== Record excerpts

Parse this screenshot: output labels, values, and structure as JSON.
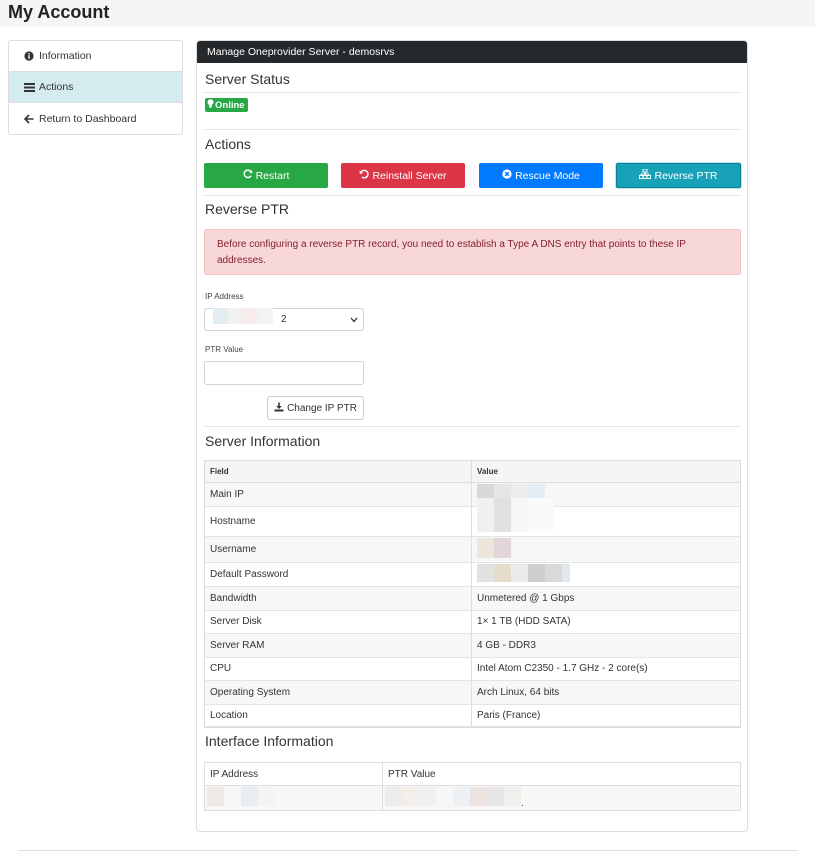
{
  "page": {
    "title": "My Account"
  },
  "sidebar": {
    "items": [
      {
        "label": "Information",
        "icon": "info-circle-icon"
      },
      {
        "label": "Actions",
        "icon": "list-icon",
        "active": true
      },
      {
        "label": "Return to Dashboard",
        "icon": "arrow-left-icon"
      }
    ]
  },
  "panel": {
    "header": "Manage Oneprovider Server - demosrvs",
    "server_status": {
      "title": "Server Status",
      "badge": "Online",
      "badge_icon": "lightbulb-icon"
    },
    "actions": {
      "title": "Actions",
      "buttons": [
        {
          "label": "Restart",
          "icon": "refresh-icon",
          "color": "#28a745"
        },
        {
          "label": "Reinstall Server",
          "icon": "undo-icon",
          "color": "#dc3545"
        },
        {
          "label": "Rescue Mode",
          "icon": "times-circle-icon",
          "color": "#007bff"
        },
        {
          "label": "Reverse PTR",
          "icon": "sitemap-icon",
          "color": "#17a2b8"
        }
      ]
    },
    "reverse_ptr": {
      "title": "Reverse PTR",
      "alert": "Before configuring a reverse PTR record, you need to establish a Type A DNS entry that points to these IP addresses.",
      "ip_label": "IP Address",
      "ip_selected_suffix": "2",
      "ptr_label": "PTR Value",
      "ptr_value": "",
      "change_button": "Change IP PTR"
    },
    "server_info": {
      "title": "Server Information",
      "headers": [
        "Field",
        "Value"
      ],
      "rows": [
        {
          "field": "Main IP",
          "value": ""
        },
        {
          "field": "Hostname",
          "value": ""
        },
        {
          "field": "Username",
          "value": ""
        },
        {
          "field": "Default Password",
          "value": ""
        },
        {
          "field": "Bandwidth",
          "value": "Unmetered @ 1 Gbps"
        },
        {
          "field": "Server Disk",
          "value": "1× 1 TB (HDD SATA)"
        },
        {
          "field": "Server RAM",
          "value": "4 GB - DDR3"
        },
        {
          "field": "CPU",
          "value": "Intel Atom C2350 - 1.7 GHz - 2 core(s)"
        },
        {
          "field": "Operating System",
          "value": "Arch Linux, 64 bits"
        },
        {
          "field": "Location",
          "value": "Paris (France)"
        }
      ]
    },
    "interface_info": {
      "title": "Interface Information",
      "headers": [
        "IP Address",
        "PTR Value"
      ],
      "row_suffix": "."
    }
  },
  "colors": {
    "header_bg": "#26292c",
    "active_sidebar": "#d4ebf0",
    "online_green": "#28a745",
    "alert_bg": "#f8d7da"
  }
}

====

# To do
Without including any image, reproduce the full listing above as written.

# Your response
Parse this screenshot: output labels, values, and structure as JSON.
{
  "page": {
    "title": "My Account"
  },
  "sidebar": {
    "items": [
      {
        "label": "Information",
        "icon": "info-circle-icon"
      },
      {
        "label": "Actions",
        "icon": "list-icon",
        "active": true
      },
      {
        "label": "Return to Dashboard",
        "icon": "arrow-left-icon"
      }
    ]
  },
  "panel": {
    "header": "Manage Oneprovider Server - demosrvs",
    "server_status": {
      "title": "Server Status",
      "badge": "Online",
      "badge_icon": "lightbulb-icon"
    },
    "actions": {
      "title": "Actions",
      "buttons": [
        {
          "label": "Restart",
          "icon": "refresh-icon",
          "color": "#28a745"
        },
        {
          "label": "Reinstall Server",
          "icon": "undo-icon",
          "color": "#dc3545"
        },
        {
          "label": "Rescue Mode",
          "icon": "times-circle-icon",
          "color": "#007bff"
        },
        {
          "label": "Reverse PTR",
          "icon": "sitemap-icon",
          "color": "#17a2b8"
        }
      ]
    },
    "reverse_ptr": {
      "title": "Reverse PTR",
      "alert": "Before configuring a reverse PTR record, you need to establish a Type A DNS entry that points to these IP addresses.",
      "ip_label": "IP Address",
      "ip_selected_suffix": "2",
      "ptr_label": "PTR Value",
      "ptr_value": "",
      "change_button": "Change IP PTR"
    },
    "server_info": {
      "title": "Server Information",
      "headers": [
        "Field",
        "Value"
      ],
      "rows": [
        {
          "field": "Main IP",
          "value": ""
        },
        {
          "field": "Hostname",
          "value": ""
        },
        {
          "field": "Username",
          "value": ""
        },
        {
          "field": "Default Password",
          "value": ""
        },
        {
          "field": "Bandwidth",
          "value": "Unmetered @ 1 Gbps"
        },
        {
          "field": "Server Disk",
          "value": "1× 1 TB (HDD SATA)"
        },
        {
          "field": "Server RAM",
          "value": "4 GB - DDR3"
        },
        {
          "field": "CPU",
          "value": "Intel Atom C2350 - 1.7 GHz - 2 core(s)"
        },
        {
          "field": "Operating System",
          "value": "Arch Linux, 64 bits"
        },
        {
          "field": "Location",
          "value": "Paris (France)"
        }
      ]
    },
    "interface_info": {
      "title": "Interface Information",
      "headers": [
        "IP Address",
        "PTR Value"
      ],
      "row_suffix": "."
    }
  },
  "colors": {
    "header_bg": "#26292c",
    "active_sidebar": "#d4ebf0",
    "online_green": "#28a745",
    "alert_bg": "#f8d7da"
  }
}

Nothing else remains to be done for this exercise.